Time to pick up a new ride, freshen up the wheels, replace that hole in the road you’ve been pouring money in to. But you’re not ready to buy a new rig just now, looking for a good deal in something used. A lot of folks just hate looking for and buying used cars but some people, me for example, love it! It’s not all that tough, though it can be time consuming, and can be a bit of fun. Here’s how to go about it:
The very first thing you have to do is figure out how much you’re going to spend. There’s no use checking out all the Porches out there if you’re working with a Miata budget. For that matter you don’t have to weed through all the rolling junk piles people have for sale if you have the ability to pick up something nice. If you have cash that’s great, but if you’ll need to finance, go get that arranged before you start shopping.
What is it you really need? OK, I want a WRX but I have two kids and a wife that like to go on camping trips. A coupe probably isn’t going to fill the bill. Or maybe I’m a single guy and I want the ladies to look my way when I drive by. A mini-van would probably be counter-productive to my aims. I thought about building a monster SUV that handled like a Corvette and got 40 miles to the gallon but the project got held up in development, something about physics not permitting this combination of features so the car never went into production. Until it does, think about what you actually do with your car.
You’ve got the kind of vehicle you need pretty much nailed down but everybody builds one. Mitsubishi, Ford, Suzuki, Chevrolet, Nissan, Dodge, Toyota and some obscure outfit out in the wilds of Siberia all make a model that sounds like what you need. Now it’s time to do your homework. You can’t (At least for now) fool the internet. There are reviews and tests of every car you can think of and a ton you’ve never heard of. Check out the models you’re interested in and see what other people thought about them. You’ll find that some will be trouble from the start, others pretty much OK and some will have stellar reviews. Guess which ones will be cheapest and which more expensive! Also guess which ones you’re most likely to love over the long term.
OK, you’ve pretty much decided on a Rusty Ivan diesel SUV from Sturmovic heavy iron works #3 in the Urals. Now you need to find one that’s in good shape at the price you decided to pay. There are a lot of good sources for used cars. I use Craigs List quite a bit but there’s also Ebay Motors, AutoTrader.com and others. I suggest you stay kinda close to home since you don’t want to drive 2 hours to check out a Rusty Ivan SUV that’s listed as a diesel only to find it’s an electric hybrid with a bad battery pack. While you can never be certain about the real condition of the vehicle you can get a pretty good idea how well the owner has taken care of it. Is it clean? Is the upholstery in good shape? Missing or broken knobs, handles, mirrors, trim pieces? If everything looks as though it’s been well cared for check the vehicle history via something like CarFax. That will at least let you know if it’s been in any major accidents, though you have to feel sorry for anyone who was unfortunate enough to have a collision with a Rusty Ivan SUV. Beware! Not all repair shops report to CarFax.

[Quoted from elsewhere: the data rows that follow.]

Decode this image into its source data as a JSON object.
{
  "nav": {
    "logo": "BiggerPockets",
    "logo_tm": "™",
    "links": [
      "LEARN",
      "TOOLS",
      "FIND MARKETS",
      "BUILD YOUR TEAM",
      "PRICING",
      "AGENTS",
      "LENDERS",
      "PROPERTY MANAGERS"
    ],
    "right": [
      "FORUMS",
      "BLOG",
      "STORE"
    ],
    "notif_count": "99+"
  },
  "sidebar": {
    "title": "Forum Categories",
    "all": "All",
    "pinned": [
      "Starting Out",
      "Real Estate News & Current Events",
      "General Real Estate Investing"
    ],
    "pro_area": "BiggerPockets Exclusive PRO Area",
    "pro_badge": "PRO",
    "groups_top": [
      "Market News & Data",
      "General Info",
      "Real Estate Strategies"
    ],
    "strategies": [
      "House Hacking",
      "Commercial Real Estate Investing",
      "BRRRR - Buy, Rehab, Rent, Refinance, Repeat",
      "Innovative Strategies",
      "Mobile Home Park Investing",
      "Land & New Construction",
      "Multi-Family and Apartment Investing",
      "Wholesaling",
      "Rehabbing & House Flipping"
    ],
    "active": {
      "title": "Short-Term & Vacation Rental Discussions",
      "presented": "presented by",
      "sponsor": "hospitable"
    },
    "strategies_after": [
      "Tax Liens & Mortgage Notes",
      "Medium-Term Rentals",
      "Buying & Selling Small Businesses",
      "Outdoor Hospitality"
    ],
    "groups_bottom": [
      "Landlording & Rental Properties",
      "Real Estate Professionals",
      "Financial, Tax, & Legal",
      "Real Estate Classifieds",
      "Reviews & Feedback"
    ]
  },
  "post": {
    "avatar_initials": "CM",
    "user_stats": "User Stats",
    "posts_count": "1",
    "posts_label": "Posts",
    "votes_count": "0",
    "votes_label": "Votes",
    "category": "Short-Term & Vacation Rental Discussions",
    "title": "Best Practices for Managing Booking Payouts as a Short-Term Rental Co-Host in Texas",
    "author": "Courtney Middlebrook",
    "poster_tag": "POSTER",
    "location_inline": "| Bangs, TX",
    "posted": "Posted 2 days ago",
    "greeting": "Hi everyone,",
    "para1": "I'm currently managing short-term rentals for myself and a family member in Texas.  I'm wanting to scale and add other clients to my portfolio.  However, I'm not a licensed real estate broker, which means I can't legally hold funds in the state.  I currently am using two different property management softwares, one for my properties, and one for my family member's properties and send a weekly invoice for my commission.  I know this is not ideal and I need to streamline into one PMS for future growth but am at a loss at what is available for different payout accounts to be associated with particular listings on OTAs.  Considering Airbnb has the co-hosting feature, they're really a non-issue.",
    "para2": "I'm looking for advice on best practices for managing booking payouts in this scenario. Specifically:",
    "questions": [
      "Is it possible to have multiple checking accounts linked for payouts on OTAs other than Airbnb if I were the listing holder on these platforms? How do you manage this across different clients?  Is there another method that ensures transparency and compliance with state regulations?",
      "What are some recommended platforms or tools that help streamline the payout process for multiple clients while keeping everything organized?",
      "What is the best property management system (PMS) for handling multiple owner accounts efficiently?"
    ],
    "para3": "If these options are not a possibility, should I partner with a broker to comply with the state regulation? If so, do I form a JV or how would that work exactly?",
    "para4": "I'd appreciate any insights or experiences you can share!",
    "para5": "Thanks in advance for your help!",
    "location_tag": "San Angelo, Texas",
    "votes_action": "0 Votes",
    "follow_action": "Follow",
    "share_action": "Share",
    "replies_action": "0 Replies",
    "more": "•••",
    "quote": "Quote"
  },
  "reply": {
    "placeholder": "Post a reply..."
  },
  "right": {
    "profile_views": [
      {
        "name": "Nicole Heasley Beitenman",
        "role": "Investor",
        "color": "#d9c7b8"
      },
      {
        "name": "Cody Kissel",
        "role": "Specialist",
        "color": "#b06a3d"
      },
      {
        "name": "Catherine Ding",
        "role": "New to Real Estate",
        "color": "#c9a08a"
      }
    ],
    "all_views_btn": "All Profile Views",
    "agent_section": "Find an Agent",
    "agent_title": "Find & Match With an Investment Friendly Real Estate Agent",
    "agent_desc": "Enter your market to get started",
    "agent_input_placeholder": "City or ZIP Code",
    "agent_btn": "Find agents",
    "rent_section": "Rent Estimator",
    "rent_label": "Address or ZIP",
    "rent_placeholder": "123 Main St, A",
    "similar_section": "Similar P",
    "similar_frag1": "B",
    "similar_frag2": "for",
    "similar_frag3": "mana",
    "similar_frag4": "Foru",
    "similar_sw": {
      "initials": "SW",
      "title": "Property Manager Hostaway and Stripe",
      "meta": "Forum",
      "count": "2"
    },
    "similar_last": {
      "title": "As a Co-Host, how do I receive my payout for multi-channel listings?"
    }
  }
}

So far, it all checks out. Take it in to an independent shop to have it inspected. I’d suggest All Tune and Lube Total Car Care in Tempe due to their high degree of professionalism, not that I’m prejudice. A shop can get the vehicle on a lift to look for hidden damage. They can also provide you with a list of services the vehicle is due for, any that are upcoming and items that might need to be watched. You want the shop to be as objective and critical as they can. They won’t be able to see inside the engine or transmission but they’ll be able to at least get a feel for how well these are functioning.

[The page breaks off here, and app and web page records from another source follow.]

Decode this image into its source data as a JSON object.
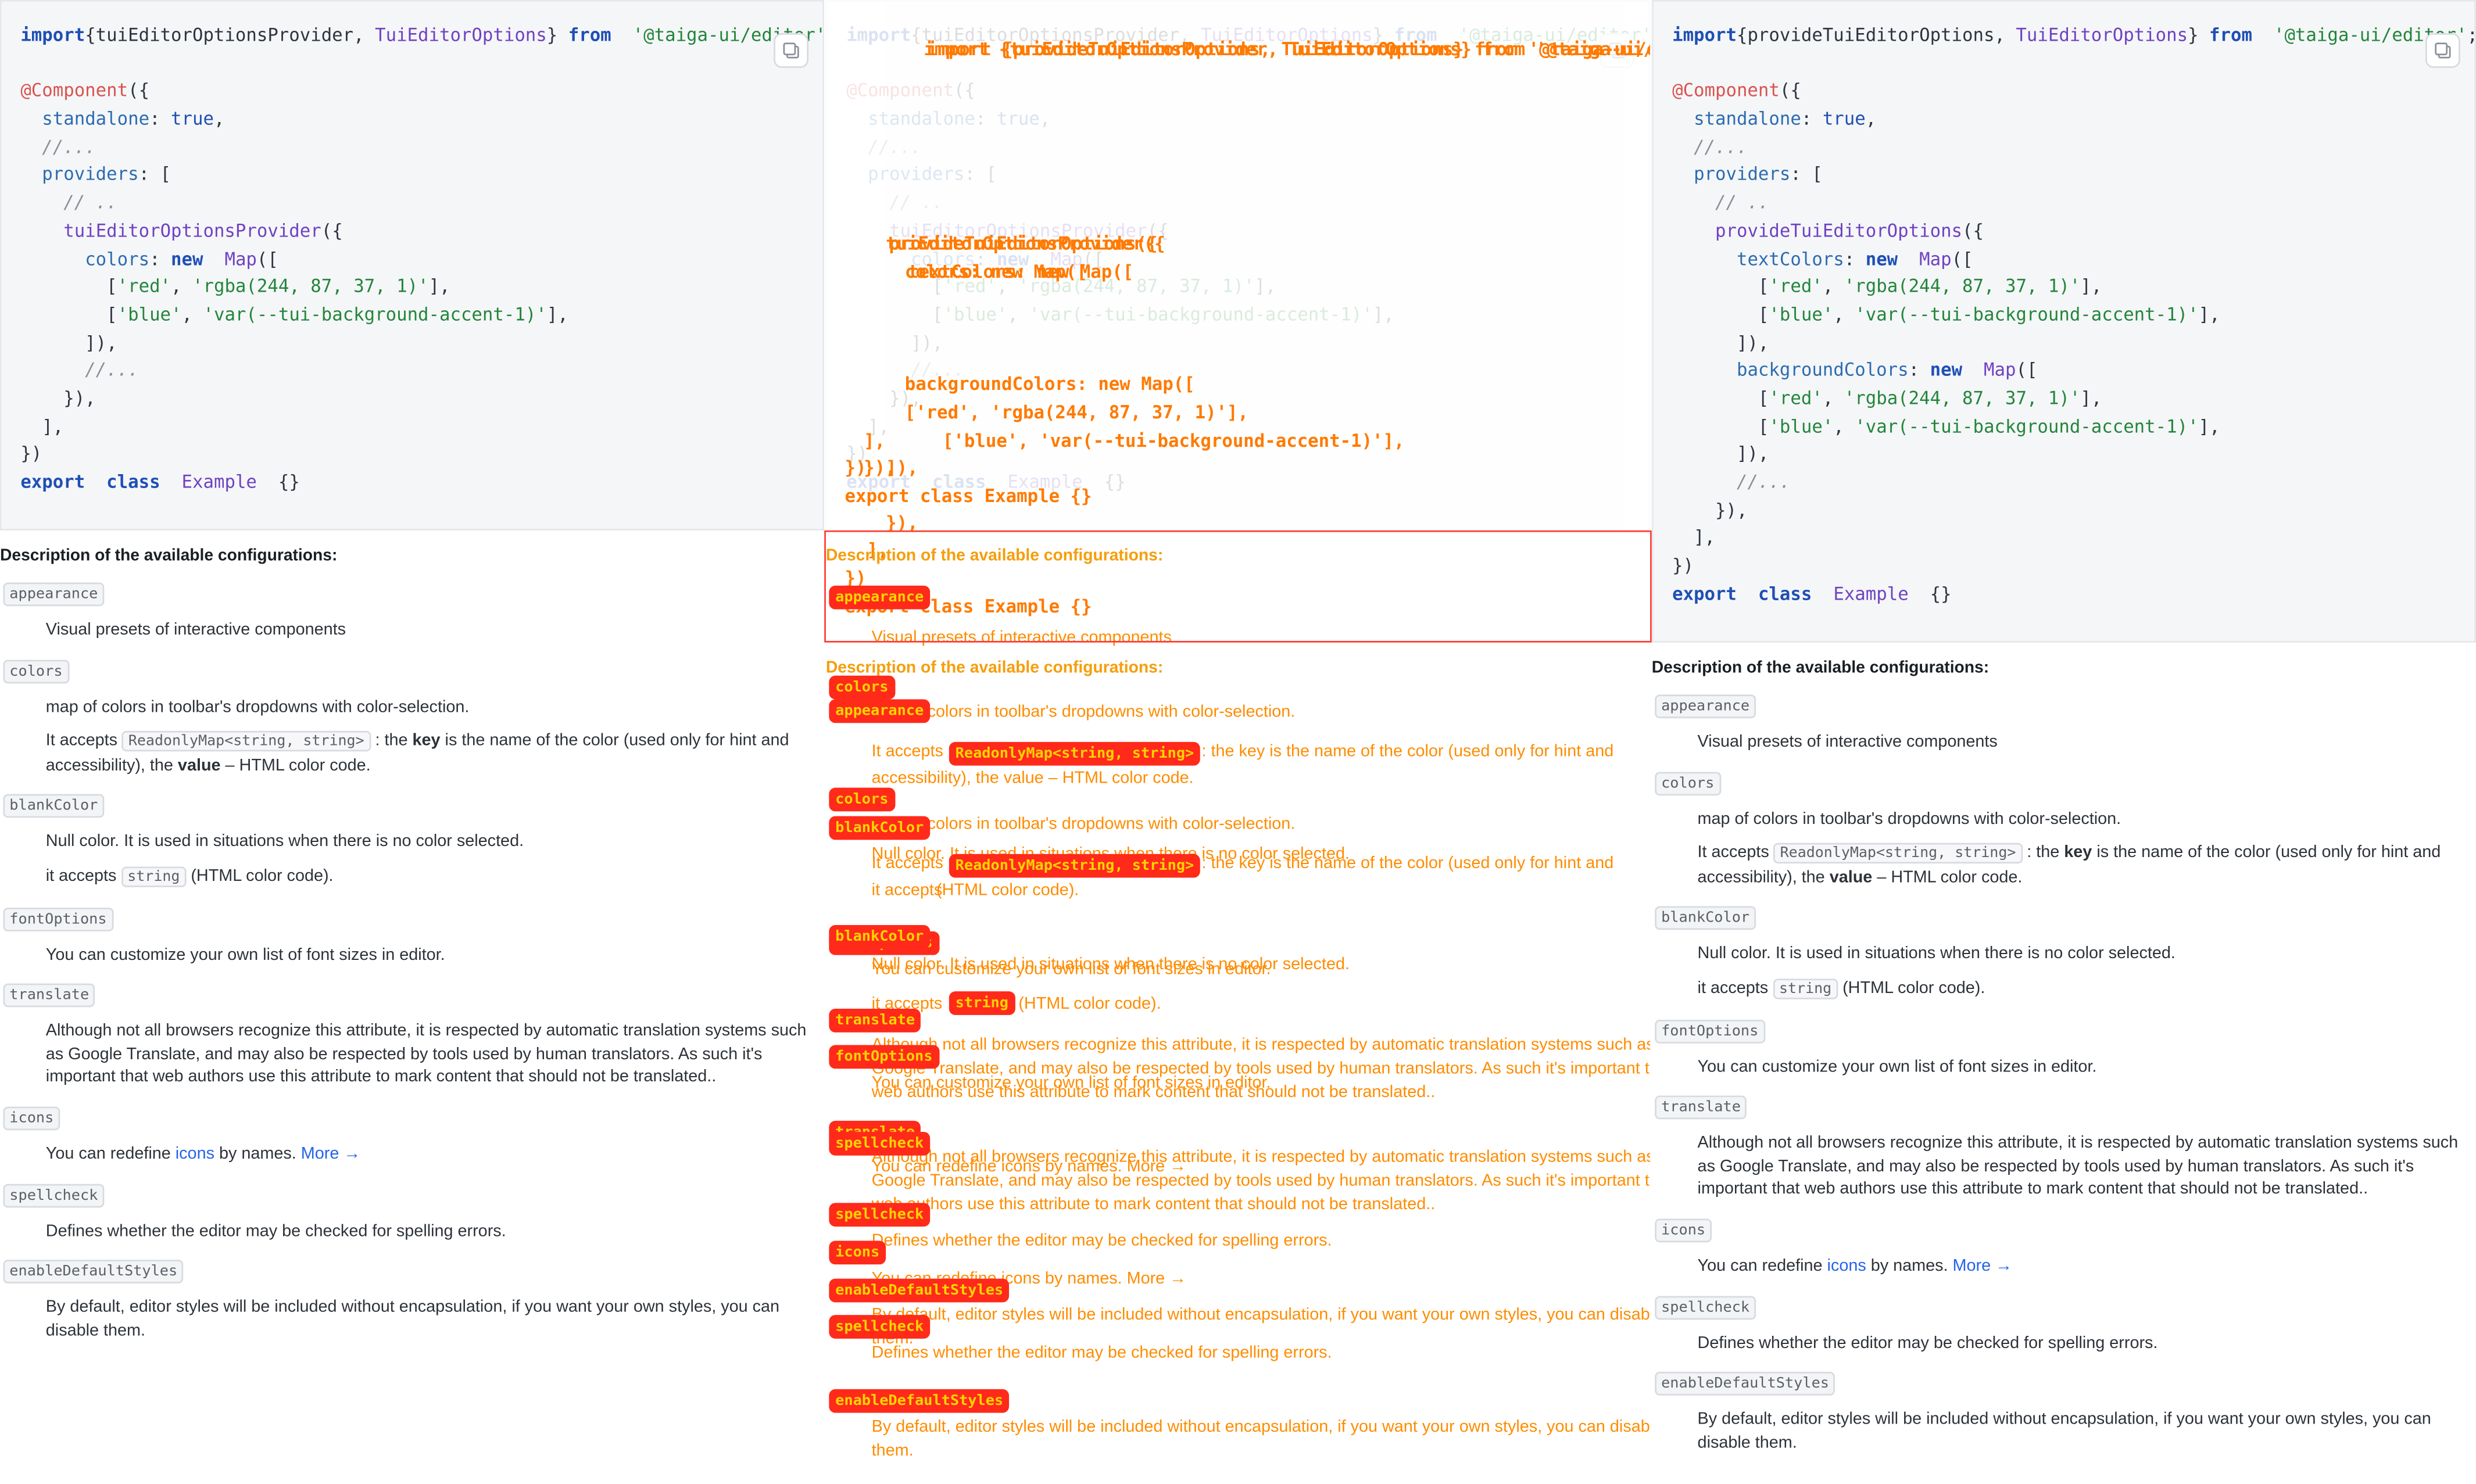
{
  "left": {
    "code": [
      [
        [
          "k-kw",
          "import"
        ],
        [
          "",
          "{tuiEditorOptionsProvider, "
        ],
        [
          "k-ty",
          "TuiEditorOptions"
        ],
        [
          "",
          "} "
        ],
        [
          "k-kw",
          "from"
        ],
        [
          "",
          "  "
        ],
        [
          "k-str",
          "'@taiga-ui/editor'"
        ],
        [
          "",
          ";"
        ]
      ],
      [],
      [
        [
          "k-dec",
          "@Component"
        ],
        [
          "",
          "({"
        ]
      ],
      [
        [
          "",
          "  "
        ],
        [
          "k-prop",
          "standalone"
        ],
        [
          "",
          ": "
        ],
        [
          "k-bool",
          "true"
        ],
        [
          "",
          ","
        ]
      ],
      [
        [
          "",
          "  "
        ],
        [
          "k-com",
          "//..."
        ]
      ],
      [
        [
          "",
          "  "
        ],
        [
          "k-prop",
          "providers"
        ],
        [
          "",
          ": ["
        ]
      ],
      [
        [
          "",
          "    "
        ],
        [
          "k-com",
          "// .."
        ]
      ],
      [
        [
          "",
          "    "
        ],
        [
          "k-fn",
          "tuiEditorOptionsProvider"
        ],
        [
          "",
          "({"
        ]
      ],
      [
        [
          "",
          "      "
        ],
        [
          "k-prop",
          "colors"
        ],
        [
          "",
          ": "
        ],
        [
          "k-kw",
          "new"
        ],
        [
          "",
          "  "
        ],
        [
          "k-ty",
          "Map"
        ],
        [
          "",
          "(["
        ]
      ],
      [
        [
          "",
          "        ["
        ],
        [
          "k-str",
          "'red'"
        ],
        [
          "",
          ", "
        ],
        [
          "k-str",
          "'rgba(244, 87, 37, 1)'"
        ],
        [
          "",
          "],"
        ]
      ],
      [
        [
          "",
          "        ["
        ],
        [
          "k-str",
          "'blue'"
        ],
        [
          "",
          ", "
        ],
        [
          "k-str",
          "'var(--tui-background-accent-1)'"
        ],
        [
          "",
          "],"
        ]
      ],
      [
        [
          "",
          "      ]),"
        ]
      ],
      [
        [
          "",
          "      "
        ],
        [
          "k-com",
          "//..."
        ]
      ],
      [
        [
          "",
          "    }),"
        ]
      ],
      [
        [
          "",
          "  ],"
        ]
      ],
      [
        [
          "",
          "})"
        ]
      ],
      [
        [
          "k-kw",
          "export"
        ],
        [
          "",
          "  "
        ],
        [
          "k-kw",
          "class"
        ],
        [
          "",
          "  "
        ],
        [
          "k-ty",
          "Example"
        ],
        [
          "",
          "  {}"
        ]
      ]
    ]
  },
  "right": {
    "code": [
      [
        [
          "k-kw",
          "import"
        ],
        [
          "",
          "{provideTuiEditorOptions, "
        ],
        [
          "k-ty",
          "TuiEditorOptions"
        ],
        [
          "",
          "} "
        ],
        [
          "k-kw",
          "from"
        ],
        [
          "",
          "  "
        ],
        [
          "k-str",
          "'@taiga-ui/editor'"
        ],
        [
          "",
          ";"
        ]
      ],
      [],
      [
        [
          "k-dec",
          "@Component"
        ],
        [
          "",
          "({"
        ]
      ],
      [
        [
          "",
          "  "
        ],
        [
          "k-prop",
          "standalone"
        ],
        [
          "",
          ": "
        ],
        [
          "k-bool",
          "true"
        ],
        [
          "",
          ","
        ]
      ],
      [
        [
          "",
          "  "
        ],
        [
          "k-com",
          "//..."
        ]
      ],
      [
        [
          "",
          "  "
        ],
        [
          "k-prop",
          "providers"
        ],
        [
          "",
          ": ["
        ]
      ],
      [
        [
          "",
          "    "
        ],
        [
          "k-com",
          "// .."
        ]
      ],
      [
        [
          "",
          "    "
        ],
        [
          "k-fn",
          "provideTuiEditorOptions"
        ],
        [
          "",
          "({"
        ]
      ],
      [
        [
          "",
          "      "
        ],
        [
          "k-prop",
          "textColors"
        ],
        [
          "",
          ": "
        ],
        [
          "k-kw",
          "new"
        ],
        [
          "",
          "  "
        ],
        [
          "k-ty",
          "Map"
        ],
        [
          "",
          "(["
        ]
      ],
      [
        [
          "",
          "        ["
        ],
        [
          "k-str",
          "'red'"
        ],
        [
          "",
          ", "
        ],
        [
          "k-str",
          "'rgba(244, 87, 37, 1)'"
        ],
        [
          "",
          "],"
        ]
      ],
      [
        [
          "",
          "        ["
        ],
        [
          "k-str",
          "'blue'"
        ],
        [
          "",
          ", "
        ],
        [
          "k-str",
          "'var(--tui-background-accent-1)'"
        ],
        [
          "",
          "],"
        ]
      ],
      [
        [
          "",
          "      ]),"
        ]
      ],
      [
        [
          "",
          "      "
        ],
        [
          "k-prop",
          "backgroundColors"
        ],
        [
          "",
          ": "
        ],
        [
          "k-kw",
          "new"
        ],
        [
          "",
          "  "
        ],
        [
          "k-ty",
          "Map"
        ],
        [
          "",
          "(["
        ]
      ],
      [
        [
          "",
          "        ["
        ],
        [
          "k-str",
          "'red'"
        ],
        [
          "",
          ", "
        ],
        [
          "k-str",
          "'rgba(244, 87, 37, 1)'"
        ],
        [
          "",
          "],"
        ]
      ],
      [
        [
          "",
          "        ["
        ],
        [
          "k-str",
          "'blue'"
        ],
        [
          "",
          ", "
        ],
        [
          "k-str",
          "'var(--tui-background-accent-1)'"
        ],
        [
          "",
          "],"
        ]
      ],
      [
        [
          "",
          "      ]),"
        ]
      ],
      [
        [
          "",
          "      "
        ],
        [
          "k-com",
          "//..."
        ]
      ],
      [
        [
          "",
          "    }),"
        ]
      ],
      [
        [
          "",
          "  ],"
        ]
      ],
      [
        [
          "",
          "})"
        ]
      ],
      [
        [
          "k-kw",
          "export"
        ],
        [
          "",
          "  "
        ],
        [
          "k-kw",
          "class"
        ],
        [
          "",
          "  "
        ],
        [
          "k-ty",
          "Example"
        ],
        [
          "",
          "  {}"
        ]
      ]
    ]
  },
  "desc_title": "Description of the available configurations:",
  "left_options": [
    {
      "name": "appearance",
      "paras": [
        [
          {
            "t": "Visual presets of interactive components"
          }
        ]
      ]
    },
    {
      "name": "colors",
      "paras": [
        [
          {
            "t": "map of colors in toolbar's dropdowns with color-selection."
          }
        ],
        [
          {
            "t": "It accepts "
          },
          {
            "c": "ReadonlyMap<string, string>"
          },
          {
            "t": " : the "
          },
          {
            "b": "key"
          },
          {
            "t": " is the name of the color (used only for hint and accessibility), the "
          },
          {
            "b": "value"
          },
          {
            "t": " – HTML color code."
          }
        ]
      ]
    },
    {
      "name": "blankColor",
      "paras": [
        [
          {
            "t": "Null color. It is used in situations when there is no color selected."
          }
        ],
        [
          {
            "t": "it accepts "
          },
          {
            "c": "string"
          },
          {
            "t": " (HTML color code)."
          }
        ]
      ]
    },
    {
      "name": "fontOptions",
      "paras": [
        [
          {
            "t": "You can customize your own list of font sizes in editor."
          }
        ]
      ]
    },
    {
      "name": "translate",
      "paras": [
        [
          {
            "t": "Although not all browsers recognize this attribute, it is respected by automatic translation systems such as Google Translate, and may also be respected by tools used by human translators. As such it's important that web authors use this attribute to mark content that should not be translated.."
          }
        ]
      ]
    },
    {
      "name": "icons",
      "paras": [
        [
          {
            "t": "You can redefine "
          },
          {
            "l": "icons"
          },
          {
            "t": " by names. "
          },
          {
            "l": "More →"
          }
        ]
      ]
    },
    {
      "name": "spellcheck",
      "paras": [
        [
          {
            "t": "Defines whether the editor may be checked for spelling errors."
          }
        ]
      ]
    },
    {
      "name": "enableDefaultStyles",
      "paras": [
        [
          {
            "t": "By default, editor styles will be included without encapsulation, if you want your own styles, you can disable them."
          }
        ]
      ]
    }
  ],
  "right_options": [
    {
      "name": "appearance",
      "paras": [
        [
          {
            "t": "Visual presets of interactive components"
          }
        ]
      ]
    },
    {
      "name": "colors",
      "paras": [
        [
          {
            "t": "map of colors in toolbar's dropdowns with color-selection."
          }
        ],
        [
          {
            "t": "It accepts "
          },
          {
            "c": "ReadonlyMap<string, string>"
          },
          {
            "t": " : the "
          },
          {
            "b": "key"
          },
          {
            "t": " is the name of the color (used only for hint and accessibility), the "
          },
          {
            "b": "value"
          },
          {
            "t": " – HTML color code."
          }
        ]
      ]
    },
    {
      "name": "blankColor",
      "paras": [
        [
          {
            "t": "Null color. It is used in situations when there is no color selected."
          }
        ],
        [
          {
            "t": "it accepts "
          },
          {
            "c": "string"
          },
          {
            "t": " (HTML color code)."
          }
        ]
      ]
    },
    {
      "name": "fontOptions",
      "paras": [
        [
          {
            "t": "You can customize your own list of font sizes in editor."
          }
        ]
      ]
    },
    {
      "name": "translate",
      "paras": [
        [
          {
            "t": "Although not all browsers recognize this attribute, it is respected by automatic translation systems such as Google Translate, and may also be respected by tools used by human translators. As such it's important that web authors use this attribute to mark content that should not be translated.."
          }
        ]
      ]
    },
    {
      "name": "icons",
      "paras": [
        [
          {
            "t": "You can redefine "
          },
          {
            "l": "icons"
          },
          {
            "t": " by names. "
          },
          {
            "l": "More →"
          }
        ]
      ]
    },
    {
      "name": "spellcheck",
      "paras": [
        [
          {
            "t": "Defines whether the editor may be checked for spelling errors."
          }
        ]
      ]
    },
    {
      "name": "enableDefaultStyles",
      "paras": [
        [
          {
            "t": "By default, editor styles will be included without encapsulation, if you want your own styles, you can disable them."
          }
        ]
      ]
    }
  ],
  "middle": {
    "code_lines": [
      "import {tuiEditorOptionsProvider, TuiEditorOptions} from '@taiga-ui/editor';",
      "import {provideTuiEditorOptions, TuiEditorOptions} from '@taiga-ui/editor';",
      "tuiEditorOptionsProvider({",
      "provideTuiEditorOptions({",
      "colors: new Map([",
      "textColors: new Map([",
      "backgroundColors: new Map([",
      "['red', 'rgba(244, 87, 37, 1)'],",
      "['blue', 'var(--tui-background-accent-1)'],",
      "]),",
      "}),",
      "],",
      "})",
      "export class Example {}",
      "//..."
    ],
    "text_lines": [
      "Visual presets of interactive components",
      "map of colors in toolbar's dropdowns with color-selection.",
      "It accepts",
      ": the key is the name of the color (used only for hint and",
      "accessibility), the value – HTML color code.",
      "Null color. It is used in situations when there is no color selected.",
      "it accepts",
      "(HTML color code).",
      "You can customize your own list of font sizes in editor.",
      "Although not all browsers recognize this attribute, it is respected by automatic translation systems such as",
      "Google Translate, and may also be respected by tools used by human translators. As such it's important that",
      "web authors use this attribute to mark content that should not be translated..",
      "You can redefine icons by names. More →",
      "Defines whether the editor may be checked for spelling errors.",
      "By default, editor styles will be included without encapsulation, if you want your own styles, you can disable",
      "them."
    ],
    "tags": [
      "appearance",
      "colors",
      "blankColor",
      "fontOptions",
      "translate",
      "icons",
      "spellcheck",
      "enableDefaultStyles",
      "ReadonlyMap<string, string>",
      "string"
    ]
  },
  "colors": {
    "overlay_text": "#ff8c00",
    "overlay_tag_bg": "#ff2a1a",
    "overlay_tag_text": "#ffd400",
    "frame": "#ff3b30"
  }
}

Now it’s time to start negotiating a price with the owner. DON’T EVER FORGET THIS FIRST RULE: DON’T FALL IN LOVE WITH THE CAR!!! If you just have to have this vehicle you may as well give the guy his asking price and drive away. Nobody lists a vehicle for the price he’s really willing to take, there’s always some wiggle room. Nitpick it a little but don’t be rude. If you did your homework you’ll know what people are asking for these cars and what they’re worth. A little conversation might help you find how badly he needs to be rid of it as well. I mean, who sells a perfectly good Rusty Ivan anyway? If the seller needs the money quickly you can use that to your advantage. It’s not being mean, it’s just business. You need a car, he needs money. Don’t be afraid to walk away if the deal isn’t right but be sure to leave your number in case there’s a change of heart.
Finally, close the deal. Shake hands and exchange title for money. I don’t know how they do it in other states but a signed and notarized title is all you need to give the MVD. Check the front of the title to see if there are any lien holders. That would mean that there is money owed against the vehicle and they need to sign off on the title as well. If this is the case don’t spend a lot of time hassling with it, go find another car. Title problems are a pain. Don’t ask me how I know.
OK, now it’s yours. Go play bumper tag on the freeway!
From your Local Mechanics, All Tune and Lube Total Car Care Tempe. Complete auto repair and maintenance.